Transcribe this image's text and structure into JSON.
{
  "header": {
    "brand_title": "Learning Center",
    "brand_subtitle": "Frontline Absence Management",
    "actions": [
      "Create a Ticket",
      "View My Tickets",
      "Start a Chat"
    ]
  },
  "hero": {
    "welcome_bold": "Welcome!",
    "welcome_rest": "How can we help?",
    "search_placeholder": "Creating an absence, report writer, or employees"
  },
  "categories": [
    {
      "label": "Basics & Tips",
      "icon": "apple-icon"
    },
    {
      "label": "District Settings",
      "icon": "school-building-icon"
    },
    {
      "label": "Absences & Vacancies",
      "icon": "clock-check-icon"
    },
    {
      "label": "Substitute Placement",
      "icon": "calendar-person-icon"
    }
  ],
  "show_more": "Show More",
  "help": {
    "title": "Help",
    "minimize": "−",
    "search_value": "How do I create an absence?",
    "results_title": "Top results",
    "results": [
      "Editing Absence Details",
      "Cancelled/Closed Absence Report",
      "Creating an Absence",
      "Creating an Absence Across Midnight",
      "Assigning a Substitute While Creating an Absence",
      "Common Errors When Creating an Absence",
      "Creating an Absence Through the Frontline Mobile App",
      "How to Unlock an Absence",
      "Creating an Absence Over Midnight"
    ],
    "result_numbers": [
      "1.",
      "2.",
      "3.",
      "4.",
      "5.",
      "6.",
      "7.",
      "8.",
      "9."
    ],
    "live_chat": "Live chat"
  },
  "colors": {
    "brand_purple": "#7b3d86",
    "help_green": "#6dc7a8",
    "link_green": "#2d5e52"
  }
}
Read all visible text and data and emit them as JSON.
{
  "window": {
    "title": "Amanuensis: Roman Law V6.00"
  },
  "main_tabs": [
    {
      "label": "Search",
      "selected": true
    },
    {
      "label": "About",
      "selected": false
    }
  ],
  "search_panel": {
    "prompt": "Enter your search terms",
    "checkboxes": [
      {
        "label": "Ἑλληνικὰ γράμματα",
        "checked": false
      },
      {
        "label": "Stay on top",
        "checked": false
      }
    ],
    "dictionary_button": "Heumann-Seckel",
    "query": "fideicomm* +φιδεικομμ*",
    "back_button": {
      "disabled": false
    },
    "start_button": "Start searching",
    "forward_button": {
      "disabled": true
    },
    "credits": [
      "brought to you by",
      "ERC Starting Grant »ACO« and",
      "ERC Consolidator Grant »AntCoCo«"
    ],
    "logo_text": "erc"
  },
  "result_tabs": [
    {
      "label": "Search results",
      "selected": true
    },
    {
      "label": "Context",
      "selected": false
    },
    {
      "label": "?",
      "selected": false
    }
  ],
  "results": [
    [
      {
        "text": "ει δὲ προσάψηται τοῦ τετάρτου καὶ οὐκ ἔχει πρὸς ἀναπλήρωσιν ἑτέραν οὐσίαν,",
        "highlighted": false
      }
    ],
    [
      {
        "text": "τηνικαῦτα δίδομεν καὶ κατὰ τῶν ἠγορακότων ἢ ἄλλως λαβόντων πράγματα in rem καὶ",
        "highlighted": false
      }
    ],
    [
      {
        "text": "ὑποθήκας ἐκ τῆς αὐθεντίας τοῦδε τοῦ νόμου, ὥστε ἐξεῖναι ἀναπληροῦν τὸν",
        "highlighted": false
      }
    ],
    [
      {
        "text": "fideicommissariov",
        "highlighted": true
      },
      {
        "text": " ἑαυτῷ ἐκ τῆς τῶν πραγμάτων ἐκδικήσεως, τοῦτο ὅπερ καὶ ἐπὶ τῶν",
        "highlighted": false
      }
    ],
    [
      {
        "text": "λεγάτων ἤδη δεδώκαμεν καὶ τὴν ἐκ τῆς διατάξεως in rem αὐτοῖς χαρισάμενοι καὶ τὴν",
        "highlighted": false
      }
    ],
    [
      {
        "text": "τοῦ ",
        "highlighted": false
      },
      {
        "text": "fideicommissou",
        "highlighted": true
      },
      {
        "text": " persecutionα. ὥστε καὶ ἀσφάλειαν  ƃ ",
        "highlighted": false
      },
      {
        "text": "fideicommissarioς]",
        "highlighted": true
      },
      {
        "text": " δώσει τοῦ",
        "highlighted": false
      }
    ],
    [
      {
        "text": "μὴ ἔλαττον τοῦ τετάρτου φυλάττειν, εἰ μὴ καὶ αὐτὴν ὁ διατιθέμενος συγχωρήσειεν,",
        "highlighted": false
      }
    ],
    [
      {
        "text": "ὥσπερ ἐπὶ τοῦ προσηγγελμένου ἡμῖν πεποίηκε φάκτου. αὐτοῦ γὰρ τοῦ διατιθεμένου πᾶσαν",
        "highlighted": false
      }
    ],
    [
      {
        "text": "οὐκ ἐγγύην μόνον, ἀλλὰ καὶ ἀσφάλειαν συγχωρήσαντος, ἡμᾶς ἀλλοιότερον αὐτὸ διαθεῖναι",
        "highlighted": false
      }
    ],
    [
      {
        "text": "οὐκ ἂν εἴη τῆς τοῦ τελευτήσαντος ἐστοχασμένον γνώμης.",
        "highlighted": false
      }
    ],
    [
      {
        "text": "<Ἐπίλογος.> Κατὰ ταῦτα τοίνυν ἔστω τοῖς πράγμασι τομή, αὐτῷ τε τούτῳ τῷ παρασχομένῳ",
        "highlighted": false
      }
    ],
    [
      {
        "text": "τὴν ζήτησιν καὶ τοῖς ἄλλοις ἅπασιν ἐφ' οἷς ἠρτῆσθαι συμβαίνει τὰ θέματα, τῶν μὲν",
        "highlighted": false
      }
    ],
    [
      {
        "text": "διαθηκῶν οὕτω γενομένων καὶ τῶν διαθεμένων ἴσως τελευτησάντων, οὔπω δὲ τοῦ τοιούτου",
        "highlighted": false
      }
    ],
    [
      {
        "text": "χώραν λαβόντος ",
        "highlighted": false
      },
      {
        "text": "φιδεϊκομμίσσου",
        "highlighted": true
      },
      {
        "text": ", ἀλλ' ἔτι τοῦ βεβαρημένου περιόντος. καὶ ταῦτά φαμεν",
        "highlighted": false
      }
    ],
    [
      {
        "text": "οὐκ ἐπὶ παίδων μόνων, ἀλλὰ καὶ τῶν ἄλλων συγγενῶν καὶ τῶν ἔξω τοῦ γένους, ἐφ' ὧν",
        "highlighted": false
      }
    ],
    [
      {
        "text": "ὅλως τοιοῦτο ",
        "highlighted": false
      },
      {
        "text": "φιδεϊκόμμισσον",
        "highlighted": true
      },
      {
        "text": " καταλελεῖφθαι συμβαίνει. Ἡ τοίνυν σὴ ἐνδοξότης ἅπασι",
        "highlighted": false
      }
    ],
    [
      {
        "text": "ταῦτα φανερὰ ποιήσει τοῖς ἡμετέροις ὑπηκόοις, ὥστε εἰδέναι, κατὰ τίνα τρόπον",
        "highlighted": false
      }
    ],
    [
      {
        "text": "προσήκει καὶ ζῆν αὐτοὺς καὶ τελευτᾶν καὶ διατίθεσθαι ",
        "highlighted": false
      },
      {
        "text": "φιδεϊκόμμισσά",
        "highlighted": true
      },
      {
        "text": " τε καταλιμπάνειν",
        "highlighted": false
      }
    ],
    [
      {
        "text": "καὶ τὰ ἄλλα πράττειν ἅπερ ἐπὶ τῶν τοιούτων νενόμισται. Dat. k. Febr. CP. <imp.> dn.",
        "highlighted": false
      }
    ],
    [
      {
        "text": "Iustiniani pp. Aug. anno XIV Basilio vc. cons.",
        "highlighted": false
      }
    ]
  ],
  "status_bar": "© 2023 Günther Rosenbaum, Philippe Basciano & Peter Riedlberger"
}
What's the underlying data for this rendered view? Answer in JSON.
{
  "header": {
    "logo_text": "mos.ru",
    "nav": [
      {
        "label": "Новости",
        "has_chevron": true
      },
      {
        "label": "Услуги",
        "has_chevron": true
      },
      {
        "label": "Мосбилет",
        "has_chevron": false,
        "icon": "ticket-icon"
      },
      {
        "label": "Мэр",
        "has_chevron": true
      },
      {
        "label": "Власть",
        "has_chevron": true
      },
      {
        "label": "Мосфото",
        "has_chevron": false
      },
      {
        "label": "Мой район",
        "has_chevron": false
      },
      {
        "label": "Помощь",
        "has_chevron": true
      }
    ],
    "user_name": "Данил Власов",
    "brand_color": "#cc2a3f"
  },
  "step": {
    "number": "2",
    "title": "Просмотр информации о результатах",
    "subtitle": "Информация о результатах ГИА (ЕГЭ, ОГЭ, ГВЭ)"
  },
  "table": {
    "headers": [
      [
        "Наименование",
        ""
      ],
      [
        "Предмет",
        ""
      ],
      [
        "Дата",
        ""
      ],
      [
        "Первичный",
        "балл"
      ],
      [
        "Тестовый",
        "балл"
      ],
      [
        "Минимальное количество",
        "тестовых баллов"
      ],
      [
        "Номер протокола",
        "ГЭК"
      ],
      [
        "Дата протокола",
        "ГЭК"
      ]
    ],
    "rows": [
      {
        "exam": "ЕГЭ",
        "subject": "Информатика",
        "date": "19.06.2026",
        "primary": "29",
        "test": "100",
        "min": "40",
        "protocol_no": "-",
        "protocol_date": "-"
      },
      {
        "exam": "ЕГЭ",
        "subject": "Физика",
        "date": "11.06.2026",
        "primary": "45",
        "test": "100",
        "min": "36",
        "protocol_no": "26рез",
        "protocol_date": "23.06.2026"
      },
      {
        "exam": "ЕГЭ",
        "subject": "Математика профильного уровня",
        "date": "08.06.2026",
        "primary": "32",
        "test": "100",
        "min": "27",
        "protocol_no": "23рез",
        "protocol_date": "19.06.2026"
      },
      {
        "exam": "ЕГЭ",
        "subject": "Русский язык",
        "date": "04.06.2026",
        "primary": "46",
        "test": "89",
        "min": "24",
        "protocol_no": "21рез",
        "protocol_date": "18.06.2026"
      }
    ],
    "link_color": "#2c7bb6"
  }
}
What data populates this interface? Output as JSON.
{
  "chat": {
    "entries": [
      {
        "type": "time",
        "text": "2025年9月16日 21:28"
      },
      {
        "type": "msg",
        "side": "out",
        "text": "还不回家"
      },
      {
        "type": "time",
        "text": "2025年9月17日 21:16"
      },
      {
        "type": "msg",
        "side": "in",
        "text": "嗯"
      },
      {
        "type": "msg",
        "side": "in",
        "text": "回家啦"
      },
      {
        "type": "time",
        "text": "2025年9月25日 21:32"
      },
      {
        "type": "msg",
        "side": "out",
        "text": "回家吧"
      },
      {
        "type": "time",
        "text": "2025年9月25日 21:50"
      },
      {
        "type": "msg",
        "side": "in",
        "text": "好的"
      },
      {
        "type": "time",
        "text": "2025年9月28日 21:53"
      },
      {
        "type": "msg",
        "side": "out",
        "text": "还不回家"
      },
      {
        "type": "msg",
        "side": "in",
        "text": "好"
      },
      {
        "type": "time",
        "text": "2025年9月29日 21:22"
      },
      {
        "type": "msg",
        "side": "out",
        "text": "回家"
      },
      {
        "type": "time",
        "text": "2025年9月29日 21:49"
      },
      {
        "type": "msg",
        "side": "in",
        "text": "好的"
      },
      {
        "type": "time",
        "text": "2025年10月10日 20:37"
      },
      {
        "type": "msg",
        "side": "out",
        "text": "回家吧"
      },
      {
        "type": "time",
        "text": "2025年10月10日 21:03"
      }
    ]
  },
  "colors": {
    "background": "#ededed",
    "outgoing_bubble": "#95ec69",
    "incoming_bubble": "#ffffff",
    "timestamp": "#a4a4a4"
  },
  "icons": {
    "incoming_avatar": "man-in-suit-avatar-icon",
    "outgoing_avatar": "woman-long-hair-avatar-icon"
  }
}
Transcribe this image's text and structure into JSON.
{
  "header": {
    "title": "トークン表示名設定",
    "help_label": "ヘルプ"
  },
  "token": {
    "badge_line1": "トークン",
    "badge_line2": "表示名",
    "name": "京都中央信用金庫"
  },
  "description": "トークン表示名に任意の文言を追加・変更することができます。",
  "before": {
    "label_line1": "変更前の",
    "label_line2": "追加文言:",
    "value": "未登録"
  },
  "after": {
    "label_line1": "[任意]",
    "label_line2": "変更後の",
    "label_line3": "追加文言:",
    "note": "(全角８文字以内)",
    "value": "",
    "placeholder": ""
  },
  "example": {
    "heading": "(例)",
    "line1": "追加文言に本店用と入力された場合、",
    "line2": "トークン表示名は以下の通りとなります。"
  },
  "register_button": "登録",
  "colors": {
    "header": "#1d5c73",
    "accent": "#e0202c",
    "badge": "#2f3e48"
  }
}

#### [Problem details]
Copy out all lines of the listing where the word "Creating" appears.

#### [Result below]
    "search_placeholder": "Creating an absence, report writer, or employees"
      "Creating an Absence",
      "Creating an Absence Across Midnight",
      "Assigning a Substitute While Creating an Absence",
      "Common Errors When Creating an Absence",
      "Creating an Absence Through the Frontline Mobile App",
      "Creating an Absence Over Midnight"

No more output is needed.